This week, we are focusing on nutrients. Project Healthy Children’s mission is to end malnutrition in our lifetime.

PHC photo 1.jpg
There are over 2 billion people lacking access to vital nutrients.

These deficiencies can lead to maternal death, preventable blindness, and intellectual disability in children. PHC aims to solve this issue through food fortification, a common practice in developed countries. 

If you look at your milk, salt, or cereal, you will find that more often than not, it has been fortified with important nutrients. It is easy to take these added nutrients for granted, and they only cost about 10 cents per person per year, but many people in developing countries don’t get these benefits.

“PHC works with national governments and manufacturers to fortify staple foods with essential micronutrients such as iron, folic acid and iodine, protecting populations from debilitating conditions caused by malnutrition. PHC works with both large-scale and small-scale producers of staple food products in order to reach even the most vulnerable populations with essential micronutrients, at an average cost of 25 cents per person per year. Worldwide, PHC’s food fortification programs benefit more than 55 million people.” 

When researching organizations for GIVE52, I have learned a lot about measures of efectiveness. How can we know that these interventions are working? And how do we invest each dollar to do the most good? One measure is cost effectiveness.

“It’s more cost effective than vaccinations in preventing or fighting disease. Micronutrient deficiency materially compromises the immune system of over 40% of the children in the developing world. It increases their chances of dying from curable diseases like measles, malaria, and diarrhea by about 35%.” PHC’s initiatives are based on evidence from economic- and science-backed results. These studies are important and confirm that food fortification prevents harm.

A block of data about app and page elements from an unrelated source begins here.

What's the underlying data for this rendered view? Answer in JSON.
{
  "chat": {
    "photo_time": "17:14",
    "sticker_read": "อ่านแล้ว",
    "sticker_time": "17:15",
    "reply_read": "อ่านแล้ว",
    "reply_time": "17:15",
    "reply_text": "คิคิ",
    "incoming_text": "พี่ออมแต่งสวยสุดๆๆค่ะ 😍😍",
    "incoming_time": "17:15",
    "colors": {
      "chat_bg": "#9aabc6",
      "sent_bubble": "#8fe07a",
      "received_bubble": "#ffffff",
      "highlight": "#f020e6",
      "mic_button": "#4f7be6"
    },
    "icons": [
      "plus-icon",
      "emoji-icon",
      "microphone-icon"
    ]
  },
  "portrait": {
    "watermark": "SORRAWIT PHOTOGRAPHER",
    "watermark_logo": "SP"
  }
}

Another thing that I admire is that part of PHC’s mission is to ensure that they do not become a permanent part of a country's food distribution and health systems. Instead of staying forever, they are working to make themselves obsolete by finding sustainable ways for the governments to continue successful programs without a permanent presence. 

The goal is to end malnutrition in our lifetime and, this week, I am happy we get to play a small part in that.
Have a terrific Monday!


Invisible People

Week 47: Invisible People

Hello! This week's GIVE52 organization is Invisible People.

Invisible People and Mark Horvath are on a mission to end homelessness. They use powerful videos, educational partnerships, and social media to share the “compelling, gritty, and unfiltered stories” of homeless people in the United States. 

It should not be unusual for any of us to be seen, acknowledged, heard, or helped. But for people used to being invisible, it can be a big, big deal.
— Mark Horvath

The video blog allows viewers to get to know an individual experiencing homelessness. People featured are mothers, children, people who have been laid off, veterans, and many others whose circumstances have forced them onto the streets. 

“Once on the street, people started to walk past him, ignoring him as if he didn’t exist… much like they do a piece of trash on the sidewalk. It’s not that people are bad, but if we make eye contact, or engage in conversation, then we have to admit they exist and that we might have a basic human need to care. But it’s so much easier to simply close our eyes and shield our hearts to their existence.”

This organization is dedicated to shed light on the realities of homelessness and on the people who feel invisible. They are dedicated to changing the way we think about people experiencing homelessness. 

Besides the incredible and gut-wrenching stories that I have learned from on the video blog, I also picked up another useful tidbit. Carry socks. I always feel that I want to do something when encountering people on the streets, and giving pairs of new warm socks was an idea I picked up from Mark. 

“Invisible People goes beyond the rhetoric, statistics, political debates, and limitations of social services to examine poverty in America via a medium that audiences of all ages can understand, and can’t ignore.”

No one should feel invisible.
It is up to us to have our eyes wide open.

Everyone has a story to tell, if only we asked.
Have a lovely week!